Muzzle velocity. Do you know why SOCOM abandoned M118LR and had NSW Crane develop Mk316? They use the same brass, same bullet, just a different primer and powder. The accuracy standards are even interchangeable. The answer is in muzzle velocity changes with temperature. The Mk316 charge of IMR4064 is more "temp stable" in that it varies only about 20 FPS across a 100 degree F range. The charge of Reloader 15 in M118LR can vary as much as 50FPS across a 50 degree F range.
Why is that important? Because it is one less thing for a human to account for when making the shot. A 20fps difference accounts for about a 0.9 MOA difference at a thousand yards, while a 50 fps difference is over twice that.
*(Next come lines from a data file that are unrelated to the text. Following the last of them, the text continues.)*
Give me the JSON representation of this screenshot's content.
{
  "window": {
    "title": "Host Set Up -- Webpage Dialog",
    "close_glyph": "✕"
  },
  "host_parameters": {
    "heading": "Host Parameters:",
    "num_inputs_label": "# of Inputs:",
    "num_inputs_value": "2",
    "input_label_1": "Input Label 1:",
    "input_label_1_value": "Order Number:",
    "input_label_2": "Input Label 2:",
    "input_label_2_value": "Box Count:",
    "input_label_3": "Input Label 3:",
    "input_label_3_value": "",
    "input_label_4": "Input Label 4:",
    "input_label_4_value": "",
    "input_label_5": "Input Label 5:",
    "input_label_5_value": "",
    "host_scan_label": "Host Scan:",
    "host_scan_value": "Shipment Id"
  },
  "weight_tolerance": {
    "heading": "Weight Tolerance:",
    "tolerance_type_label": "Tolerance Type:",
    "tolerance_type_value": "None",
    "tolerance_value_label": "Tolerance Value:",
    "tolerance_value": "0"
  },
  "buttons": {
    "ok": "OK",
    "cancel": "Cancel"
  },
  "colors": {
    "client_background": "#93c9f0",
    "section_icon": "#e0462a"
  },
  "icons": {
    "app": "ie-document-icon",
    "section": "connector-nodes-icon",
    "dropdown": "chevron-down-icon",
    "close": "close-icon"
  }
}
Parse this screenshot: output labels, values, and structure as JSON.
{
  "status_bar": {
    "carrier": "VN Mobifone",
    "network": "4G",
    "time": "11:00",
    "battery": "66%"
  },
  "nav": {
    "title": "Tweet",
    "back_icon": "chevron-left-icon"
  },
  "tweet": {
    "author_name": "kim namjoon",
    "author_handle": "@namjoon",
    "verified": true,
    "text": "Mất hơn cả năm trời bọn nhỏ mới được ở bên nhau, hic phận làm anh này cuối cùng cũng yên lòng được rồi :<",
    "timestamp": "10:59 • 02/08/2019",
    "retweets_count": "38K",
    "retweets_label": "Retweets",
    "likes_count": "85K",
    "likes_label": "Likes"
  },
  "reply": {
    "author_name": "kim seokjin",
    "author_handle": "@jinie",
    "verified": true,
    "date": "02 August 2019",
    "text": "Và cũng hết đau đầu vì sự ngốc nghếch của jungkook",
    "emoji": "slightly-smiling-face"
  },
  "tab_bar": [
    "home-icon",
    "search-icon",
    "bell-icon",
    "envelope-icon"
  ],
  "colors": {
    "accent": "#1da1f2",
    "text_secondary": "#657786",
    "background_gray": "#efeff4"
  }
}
The difference is between a 9 inch circle and a 20 inch circle, and when you are aiming at a upper chest cavity 18 inches across, it is clear to see that removing temperature as a variable that affects muzzle velocity has a direct impact on probability of a successful first round hit.
Now, why is the .mil looking into advanced sniper scopes that do the ballistic calculations for you? Because just like in my previous post, it is easy to get an SDM to pull the trigger after a Sniper has done the math and put him on target. This is the same reason money is spent researching laser guided 50 caliber ammunition.
What is the end goal of all of this? A system that anyone who can take a steady shooting position, and then pull the trigger, can make a first shot hit out to the maximum effective range of the weapon they are holding. Imagine a weapon system that could turn anyone who can hold 1 MOA at 100 yards into a shooter who can hold 1 MOA out past 1000 yards. That is the goal of an "equipment centric solution."
Now, will we get there? Probably, but probably those computer systems won't be as good as someone who has actually "been there, done that" and built their DOPE book for their load in their rifle in all the conditions that they find themselves needing to operate. An equipment based solution is at best a compromise.
Right now an M24 or M110 sniper system is stupid easy to shoot in calm weather. Just turn the Bullet Drop Compensating elevation knob to the distance you are shooting and then pull the trigger. Once you get into the wind, you REALLY need that guy beside you calculating your wind correction, or you end up tossing lead down range hoping to see splash so you can make the correction yourself.
In all honesty I would really hate to see the Army abandon good marksmanship training to rely on a software solution. Batteries die, electronics fail in the heat, cold, or rain, which are all conditions that our current crop of snipers and SDMs are all too familiar with.
Now thankfully the training doesn't look like it will change any time soon, however that means that the current state of "constantly in flux" that SDMs and Snipers find themselves will continue for a while.